Saturday Creativity Quote — on creative confidence

Mixed floral bouquet -- author photo, taken at Pike Place Market
author photo, taken at Pike Place Market

I subscribe to the newsletter of Tiffany Yates Martin, an editor, teacher, and writer. She recently wrote about meeting artist and illustrator Bob Eckstein at the 2024 Erma Bombeck Writers’ Conference, and talking with him about his work. One topic was creative confidence—although that’s my term, not theirs—and I very much appreciated this observation:

“[I]t’s more than simply believing in yourself. It means allowing yourself a free hand in your initial creative efforts, knowing that you have the talent and skill and persistence to be able to continue to hone it in subsequent revisions to make it what you want it to be. That kind of faith is freeing, allowing you to take chances, to loose your wildest imagination, to risk failing because you know it doesn’t make you a failure. It’s simply one step on the road to success.”

It’s a natural follow-up to last week’s quote about perseverance, because you get confidence not from rubbing a magic shamrock, but from doing the work.

Although rubbing magic shamrocks never hurts. .

The Saturday Creativity Quote — making sense of the senseless

Like many of you, I’m finding it difficult to write right now, after the shootings in Uvalde, TX, and Buffalo, NY, and so many others. After those tragedies, reminded once again of our failures as a society to protect the innocent and to deal with conflict without violence, writing, painting, and other creative work can feel impossible. As pointless as the tragedies themselves. But it is not.

Editor, writer, and teacher Tiffany Yates Martin wrote a deeply heartfelt, practical essay earlier this week titled How Can Writing Matter in the Face of Suffering, including several ways to use our creative work to process pain, find a way into action, to connect, to give voice, and to write for hope. Read it. Here’s one paragraph that struck me.

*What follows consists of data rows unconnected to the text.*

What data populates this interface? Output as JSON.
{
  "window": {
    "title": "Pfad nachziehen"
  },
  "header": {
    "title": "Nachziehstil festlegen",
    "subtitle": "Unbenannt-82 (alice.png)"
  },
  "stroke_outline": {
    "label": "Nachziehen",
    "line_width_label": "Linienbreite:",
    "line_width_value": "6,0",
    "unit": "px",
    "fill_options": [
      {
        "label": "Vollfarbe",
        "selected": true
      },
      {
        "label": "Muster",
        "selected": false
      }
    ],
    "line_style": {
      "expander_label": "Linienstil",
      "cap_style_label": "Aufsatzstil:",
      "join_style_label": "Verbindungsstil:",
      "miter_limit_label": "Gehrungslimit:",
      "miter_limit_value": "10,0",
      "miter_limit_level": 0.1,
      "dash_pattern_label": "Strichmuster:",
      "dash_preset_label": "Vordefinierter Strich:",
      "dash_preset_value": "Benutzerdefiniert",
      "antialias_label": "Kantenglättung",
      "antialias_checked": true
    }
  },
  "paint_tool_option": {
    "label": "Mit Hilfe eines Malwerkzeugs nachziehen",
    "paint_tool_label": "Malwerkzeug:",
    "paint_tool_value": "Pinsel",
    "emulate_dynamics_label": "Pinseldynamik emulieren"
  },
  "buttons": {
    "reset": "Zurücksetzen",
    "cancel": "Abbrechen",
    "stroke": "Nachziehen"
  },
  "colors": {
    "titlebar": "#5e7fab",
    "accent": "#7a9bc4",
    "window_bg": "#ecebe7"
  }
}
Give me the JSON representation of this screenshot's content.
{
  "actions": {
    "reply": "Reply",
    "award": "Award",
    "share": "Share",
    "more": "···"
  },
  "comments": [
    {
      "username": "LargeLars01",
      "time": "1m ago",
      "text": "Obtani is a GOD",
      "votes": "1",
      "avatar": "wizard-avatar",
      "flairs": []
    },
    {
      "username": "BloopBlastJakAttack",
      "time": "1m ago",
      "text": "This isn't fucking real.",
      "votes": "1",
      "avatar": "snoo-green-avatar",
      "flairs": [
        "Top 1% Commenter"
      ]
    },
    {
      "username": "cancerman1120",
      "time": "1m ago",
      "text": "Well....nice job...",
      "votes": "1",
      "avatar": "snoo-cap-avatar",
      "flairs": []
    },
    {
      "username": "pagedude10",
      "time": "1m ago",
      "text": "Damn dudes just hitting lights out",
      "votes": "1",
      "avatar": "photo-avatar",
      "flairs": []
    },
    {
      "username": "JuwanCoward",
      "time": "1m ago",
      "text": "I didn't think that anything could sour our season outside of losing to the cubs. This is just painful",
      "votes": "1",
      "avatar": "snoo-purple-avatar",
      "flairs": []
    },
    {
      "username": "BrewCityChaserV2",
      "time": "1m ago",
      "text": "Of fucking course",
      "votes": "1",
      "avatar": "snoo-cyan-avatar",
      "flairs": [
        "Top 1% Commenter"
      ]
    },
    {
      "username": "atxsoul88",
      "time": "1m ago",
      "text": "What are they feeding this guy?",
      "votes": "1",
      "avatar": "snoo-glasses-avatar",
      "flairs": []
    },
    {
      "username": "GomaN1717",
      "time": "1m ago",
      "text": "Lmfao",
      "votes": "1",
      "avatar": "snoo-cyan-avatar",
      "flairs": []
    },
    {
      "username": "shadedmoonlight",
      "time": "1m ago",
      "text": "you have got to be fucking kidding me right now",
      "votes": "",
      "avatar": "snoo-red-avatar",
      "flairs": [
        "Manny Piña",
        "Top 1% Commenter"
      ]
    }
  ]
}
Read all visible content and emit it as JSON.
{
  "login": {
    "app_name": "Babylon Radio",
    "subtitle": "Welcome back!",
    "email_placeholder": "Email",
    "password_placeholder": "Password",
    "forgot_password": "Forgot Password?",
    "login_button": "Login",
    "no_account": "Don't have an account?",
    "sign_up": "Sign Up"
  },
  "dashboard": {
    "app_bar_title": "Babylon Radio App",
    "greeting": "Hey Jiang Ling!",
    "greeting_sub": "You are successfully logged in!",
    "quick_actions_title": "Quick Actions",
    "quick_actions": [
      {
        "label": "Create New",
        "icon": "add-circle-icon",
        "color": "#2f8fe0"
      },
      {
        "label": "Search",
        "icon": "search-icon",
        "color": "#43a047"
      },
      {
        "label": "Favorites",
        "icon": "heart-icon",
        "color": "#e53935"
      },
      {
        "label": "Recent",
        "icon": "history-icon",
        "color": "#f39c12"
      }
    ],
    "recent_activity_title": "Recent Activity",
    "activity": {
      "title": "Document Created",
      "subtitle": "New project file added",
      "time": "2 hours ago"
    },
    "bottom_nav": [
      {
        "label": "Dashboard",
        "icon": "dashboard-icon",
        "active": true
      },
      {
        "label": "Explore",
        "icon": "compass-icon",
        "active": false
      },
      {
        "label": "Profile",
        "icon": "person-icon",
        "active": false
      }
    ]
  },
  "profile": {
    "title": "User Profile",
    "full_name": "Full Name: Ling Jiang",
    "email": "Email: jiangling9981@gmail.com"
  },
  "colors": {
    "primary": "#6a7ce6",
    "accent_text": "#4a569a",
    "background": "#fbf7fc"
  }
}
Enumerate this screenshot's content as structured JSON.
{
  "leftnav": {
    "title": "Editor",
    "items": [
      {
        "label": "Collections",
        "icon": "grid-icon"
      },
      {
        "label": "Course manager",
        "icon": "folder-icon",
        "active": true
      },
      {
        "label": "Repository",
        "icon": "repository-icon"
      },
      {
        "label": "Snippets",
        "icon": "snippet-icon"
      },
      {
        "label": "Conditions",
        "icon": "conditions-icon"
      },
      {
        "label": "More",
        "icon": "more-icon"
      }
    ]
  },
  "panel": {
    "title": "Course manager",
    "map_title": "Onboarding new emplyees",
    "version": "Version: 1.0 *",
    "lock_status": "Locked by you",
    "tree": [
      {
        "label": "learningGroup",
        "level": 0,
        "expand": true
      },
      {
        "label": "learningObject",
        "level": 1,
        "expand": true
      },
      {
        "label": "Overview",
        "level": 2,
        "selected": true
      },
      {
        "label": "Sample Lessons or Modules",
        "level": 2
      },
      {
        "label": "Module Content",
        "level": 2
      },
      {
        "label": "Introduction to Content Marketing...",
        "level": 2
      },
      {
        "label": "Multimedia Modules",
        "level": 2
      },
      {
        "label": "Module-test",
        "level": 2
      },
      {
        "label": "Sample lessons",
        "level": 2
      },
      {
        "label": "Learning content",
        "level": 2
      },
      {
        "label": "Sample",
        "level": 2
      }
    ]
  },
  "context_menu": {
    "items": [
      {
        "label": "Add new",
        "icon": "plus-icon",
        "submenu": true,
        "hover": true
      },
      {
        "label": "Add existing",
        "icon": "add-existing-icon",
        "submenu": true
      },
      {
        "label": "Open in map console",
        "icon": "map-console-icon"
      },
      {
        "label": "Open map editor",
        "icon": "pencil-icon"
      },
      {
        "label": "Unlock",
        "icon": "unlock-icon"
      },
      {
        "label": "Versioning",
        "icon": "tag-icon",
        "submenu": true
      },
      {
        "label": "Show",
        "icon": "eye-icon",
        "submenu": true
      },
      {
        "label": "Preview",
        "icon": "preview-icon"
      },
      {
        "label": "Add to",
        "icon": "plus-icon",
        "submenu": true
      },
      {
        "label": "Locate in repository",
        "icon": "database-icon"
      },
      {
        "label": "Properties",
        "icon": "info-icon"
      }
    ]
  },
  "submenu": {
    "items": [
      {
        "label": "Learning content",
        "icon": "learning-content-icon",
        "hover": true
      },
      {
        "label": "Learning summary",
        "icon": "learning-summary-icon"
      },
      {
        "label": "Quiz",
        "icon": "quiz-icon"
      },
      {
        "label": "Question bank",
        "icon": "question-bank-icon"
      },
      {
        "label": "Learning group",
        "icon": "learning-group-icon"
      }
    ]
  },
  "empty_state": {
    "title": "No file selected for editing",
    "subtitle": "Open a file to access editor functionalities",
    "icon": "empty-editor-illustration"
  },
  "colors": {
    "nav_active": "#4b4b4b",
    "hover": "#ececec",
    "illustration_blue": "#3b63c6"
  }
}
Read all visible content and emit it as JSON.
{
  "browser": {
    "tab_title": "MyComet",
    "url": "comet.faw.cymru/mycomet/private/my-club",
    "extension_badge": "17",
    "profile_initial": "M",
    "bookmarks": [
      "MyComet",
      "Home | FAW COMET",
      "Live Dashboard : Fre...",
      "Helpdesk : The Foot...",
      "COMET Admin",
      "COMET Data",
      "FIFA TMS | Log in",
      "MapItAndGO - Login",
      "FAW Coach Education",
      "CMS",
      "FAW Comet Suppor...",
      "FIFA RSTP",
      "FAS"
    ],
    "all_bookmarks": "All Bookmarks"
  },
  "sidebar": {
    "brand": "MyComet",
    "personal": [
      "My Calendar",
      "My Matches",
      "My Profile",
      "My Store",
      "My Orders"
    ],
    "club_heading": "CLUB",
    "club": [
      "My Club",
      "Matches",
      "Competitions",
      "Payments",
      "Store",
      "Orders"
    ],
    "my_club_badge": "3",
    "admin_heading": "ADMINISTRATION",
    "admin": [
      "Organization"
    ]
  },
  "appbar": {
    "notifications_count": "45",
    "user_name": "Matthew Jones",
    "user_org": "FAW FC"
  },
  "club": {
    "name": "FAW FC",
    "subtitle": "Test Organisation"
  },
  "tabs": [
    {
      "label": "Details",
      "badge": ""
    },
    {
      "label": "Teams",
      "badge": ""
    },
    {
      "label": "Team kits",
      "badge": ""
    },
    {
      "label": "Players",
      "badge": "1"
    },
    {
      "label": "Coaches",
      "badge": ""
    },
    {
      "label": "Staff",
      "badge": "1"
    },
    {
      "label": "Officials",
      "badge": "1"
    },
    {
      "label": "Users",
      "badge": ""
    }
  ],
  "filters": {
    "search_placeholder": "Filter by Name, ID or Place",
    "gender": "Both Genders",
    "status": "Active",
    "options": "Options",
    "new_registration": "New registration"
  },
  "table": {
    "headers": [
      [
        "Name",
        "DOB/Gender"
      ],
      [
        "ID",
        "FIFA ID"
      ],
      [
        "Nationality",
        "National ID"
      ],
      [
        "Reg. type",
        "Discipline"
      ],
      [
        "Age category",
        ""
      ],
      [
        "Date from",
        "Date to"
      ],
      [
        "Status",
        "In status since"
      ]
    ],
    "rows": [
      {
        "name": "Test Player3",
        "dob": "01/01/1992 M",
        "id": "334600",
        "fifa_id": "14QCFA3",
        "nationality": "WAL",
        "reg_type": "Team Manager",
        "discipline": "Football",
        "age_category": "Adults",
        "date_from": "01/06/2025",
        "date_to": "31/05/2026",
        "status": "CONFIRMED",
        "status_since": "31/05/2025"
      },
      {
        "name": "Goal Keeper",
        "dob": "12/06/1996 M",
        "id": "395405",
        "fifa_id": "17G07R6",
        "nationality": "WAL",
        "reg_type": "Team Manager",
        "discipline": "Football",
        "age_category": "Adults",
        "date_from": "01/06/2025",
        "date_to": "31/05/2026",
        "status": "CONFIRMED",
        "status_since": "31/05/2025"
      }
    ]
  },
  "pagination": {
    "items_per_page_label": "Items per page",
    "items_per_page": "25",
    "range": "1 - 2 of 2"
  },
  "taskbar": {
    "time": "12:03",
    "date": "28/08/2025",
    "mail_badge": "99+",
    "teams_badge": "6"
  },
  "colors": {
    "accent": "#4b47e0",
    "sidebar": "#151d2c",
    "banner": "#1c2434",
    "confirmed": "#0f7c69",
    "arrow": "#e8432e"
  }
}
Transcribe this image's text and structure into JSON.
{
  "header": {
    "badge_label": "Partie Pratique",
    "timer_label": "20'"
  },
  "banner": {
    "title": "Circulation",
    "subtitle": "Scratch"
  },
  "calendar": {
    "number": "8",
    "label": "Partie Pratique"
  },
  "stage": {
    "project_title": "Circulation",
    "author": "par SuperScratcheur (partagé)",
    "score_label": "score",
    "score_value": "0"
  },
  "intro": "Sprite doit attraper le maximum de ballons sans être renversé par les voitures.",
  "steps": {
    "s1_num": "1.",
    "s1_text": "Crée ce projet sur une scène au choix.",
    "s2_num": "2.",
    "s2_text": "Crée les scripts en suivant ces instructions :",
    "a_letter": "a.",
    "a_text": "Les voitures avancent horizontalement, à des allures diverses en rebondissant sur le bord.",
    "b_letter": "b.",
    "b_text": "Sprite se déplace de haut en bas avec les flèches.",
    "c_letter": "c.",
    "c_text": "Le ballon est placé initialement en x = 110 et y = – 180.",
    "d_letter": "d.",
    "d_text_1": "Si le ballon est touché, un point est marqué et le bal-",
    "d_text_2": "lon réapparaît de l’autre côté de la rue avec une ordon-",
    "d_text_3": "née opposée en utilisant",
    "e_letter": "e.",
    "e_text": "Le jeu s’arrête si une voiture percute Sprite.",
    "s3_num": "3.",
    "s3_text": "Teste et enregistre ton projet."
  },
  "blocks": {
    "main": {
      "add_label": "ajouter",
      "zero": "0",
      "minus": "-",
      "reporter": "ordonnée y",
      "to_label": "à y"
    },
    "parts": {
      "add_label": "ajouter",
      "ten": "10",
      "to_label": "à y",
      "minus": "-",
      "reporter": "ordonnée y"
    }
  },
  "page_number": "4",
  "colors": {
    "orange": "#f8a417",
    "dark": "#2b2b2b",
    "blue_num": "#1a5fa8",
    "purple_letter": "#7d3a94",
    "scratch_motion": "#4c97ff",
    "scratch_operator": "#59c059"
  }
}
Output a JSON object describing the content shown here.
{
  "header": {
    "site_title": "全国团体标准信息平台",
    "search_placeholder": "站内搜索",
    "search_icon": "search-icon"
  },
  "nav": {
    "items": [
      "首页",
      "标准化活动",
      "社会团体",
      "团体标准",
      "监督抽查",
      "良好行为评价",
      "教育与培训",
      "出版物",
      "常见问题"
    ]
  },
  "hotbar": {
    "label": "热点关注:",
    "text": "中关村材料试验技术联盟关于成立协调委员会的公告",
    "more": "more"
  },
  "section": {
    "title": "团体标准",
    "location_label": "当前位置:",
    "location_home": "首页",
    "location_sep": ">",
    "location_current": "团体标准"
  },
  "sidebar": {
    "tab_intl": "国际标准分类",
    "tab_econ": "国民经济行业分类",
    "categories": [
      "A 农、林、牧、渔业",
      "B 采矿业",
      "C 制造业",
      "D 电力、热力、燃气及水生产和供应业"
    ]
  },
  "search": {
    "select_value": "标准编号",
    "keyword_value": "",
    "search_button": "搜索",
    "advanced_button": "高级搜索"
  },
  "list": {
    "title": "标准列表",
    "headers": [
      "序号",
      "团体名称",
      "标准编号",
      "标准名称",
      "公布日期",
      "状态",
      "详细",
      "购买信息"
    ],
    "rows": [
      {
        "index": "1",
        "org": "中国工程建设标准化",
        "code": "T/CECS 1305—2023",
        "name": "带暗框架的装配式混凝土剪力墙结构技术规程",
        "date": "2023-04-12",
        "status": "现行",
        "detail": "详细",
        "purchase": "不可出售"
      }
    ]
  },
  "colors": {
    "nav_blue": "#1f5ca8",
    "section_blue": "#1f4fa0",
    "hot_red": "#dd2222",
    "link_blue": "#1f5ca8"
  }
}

Story illuminates the world, a lens through which others may find some measure of understanding of their own tragedies, their own pain. Working through difficult and painful things in our writing may offer insight and aid to others amid their own struggles.

Martin ends by quoting another writer, editor Susan De Freitas, that also struck me when I read it in a piece on Jane Friedman’s blog: “Wherever you are, if you’ve been struggling with this question, Why write when the world is on fire?, remember: Your words are water.”

And if you’re thinking what can any of us do to change the laws or public policy or diminish hatred, remember Margaret Mead’s words. “Never doubt that a small group of thoughtful, committed citizens can change the world; indeed, it’s the only thing that ever has.

“Be water, my friend,” as the late Bruce Lee wrote, reminding us that flow is our natural and most powerful state. Let your tears flow, and the words will follow.

(Illustration: photo of an unattributed quote and collage I spotted online months ago, printed out, and keep on my desk. It reads: Do what you can with what you have where you are.”)

Saturday Creativity Quote

Bitterroot Winter by Rachel Warner (collection of the author)

“Creativity never responds to the stick, only the carrot.”

Tiffany Yates Martin, editor and novelist

One of my own carrots is to buy myself an “art prize” when I finish the edits of a book. This lovely little oil by our friend, Columbia Falls, MT painter Rachel Warner, was my prize for Treble at the Jam Fest, the 4th Food Lovers’ Village mystery